Money down a rat hole is the general feeling of big Democratic donors to Hillary Clinton’s failed presidential campaign. The frustration will soon be felt in the coffers of the Clinton Foundation, most assuredly.
The Democratic National Committee is feeling the cold shoulder more than anyone else. It is already trying desperately to sow a new image of togetherness rather than individual groups as its failed campaign suggested. If the DNC learned anything about the bitter loss, it is the word deplorable has no place in future party strategy.
To make matters worse, the legacy of Barack Obama is in serious jeopardy from his landmark legislation, Obamacare, to the foreign policy of a weakened, more humble America. There is little time to reset the image of the Democratic Party before midterm elections in 2018.
It’s no secret to liberal Democrats that a GOP Congress is hell-bent on rolling back President Obama’s accomplishments. Is that what the American people were saying with the November election? Have the voters of this country begun a rejection of the liberal slant the nation has been gravitating towards?
Many Democratic donors still feel burned by the party’s 2016 election losses and what they see as dysfunction in the DNC, which will elect a new leader in February. Their last two choices, an embittered and openly Hillary Clinton supporter, Rep. Debbie Wasserman Schultz and the interim DNC chairwoman, Donna Brazille, who was caught handing debate questions to Clinton during the debates.
If this is not disastrous enough for the big-spending contributors, many of their names were released in the WikiLeaks hack of Democratic National Committee emails, believed to have come at the hands of Russian intelligence. Many anonymous contributors now feel they have a target on their back with the upcoming Trump administration.
Democratic investors supported Hillary Clinton with a record $550 million. They were led to believe Clinton would rout the bombastic Trump and deliver Democrats the Senate and help the party make inroads into the GOP’s House majority. That couldn’t have been a bigger miscalculation in the most stunning presidential election in decades.
Now Democrats find themselves in the unenviable role of a full-scale and expensive rebuilding project. Their leadership is without a leader that won’t be elected until more than a month after Trump is sworn into office.
Many reluctant and shell-shocked donors wonder if Trump is the second coming of Ronald Reagan and that their party is in for a long nuclear winter of partisan bickering and scrambled alliances. Democrats face a daunting map in 2018, when they’ll be defending 25 of the 46 seats they currently hold in the Senate. A filibuster-proof majority is within reach for Republicans.

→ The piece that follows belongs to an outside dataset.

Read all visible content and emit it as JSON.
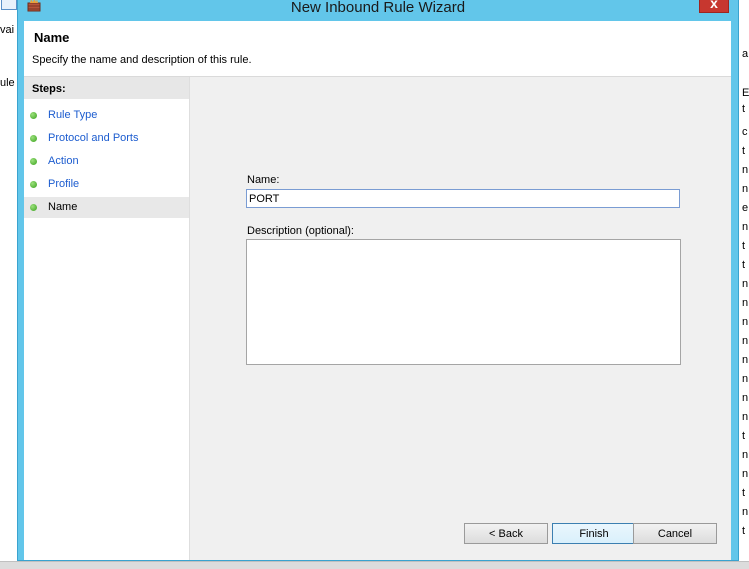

Naturally, those responsible for collecting political contributions paint a rosier picture than reality dictates. Top liberal fundraisers are ignoring November’s stunning results. Can the party survive with their biggest contributor, billionaire George Soros, despised in conservative circles? The new political order in Washington that sees Republican majorities in both Houses and a president-elect who despises both the media and lobbyists in general all dedicated to stamping out the liberalism of the Obama presidency?
Those fears were echoed by David Brock, the liberal political operative whose umbrella of groups include the opposition research firm American Bridge and the watchdog group Media Matters for America. He invited 225 current donors and 175 prospective donors to a meeting in Palm Beach, Fla., over Trump’s inaugural weekend, as he seeks to fund a web of liberal groups he hopes will rival the Koch brothers’ network of influence on the right.
Can he succeed with a rudderless Democratic Party that re-elects the aging Nancy Pelosi as their House Minority Leader mainly because she is the queen of fundraising? What good did that do in the last election, or for that matter, the three before that?
Brock says “they” will continue to fight. He professes “they” are in a rebuilding format. He feels it is “encouraging” so many donors were in shock with the election results. In the real world of today, Brock should be afraid of the new political ideology in Washington that makes it chic to go conservative and love America. Who knows, maybe there will be a flow of conservative Hollywood celebrities in Canadian exile that return to a new La La land.
No word yet on the so-called celebrities that promised they would leave America if Trump won.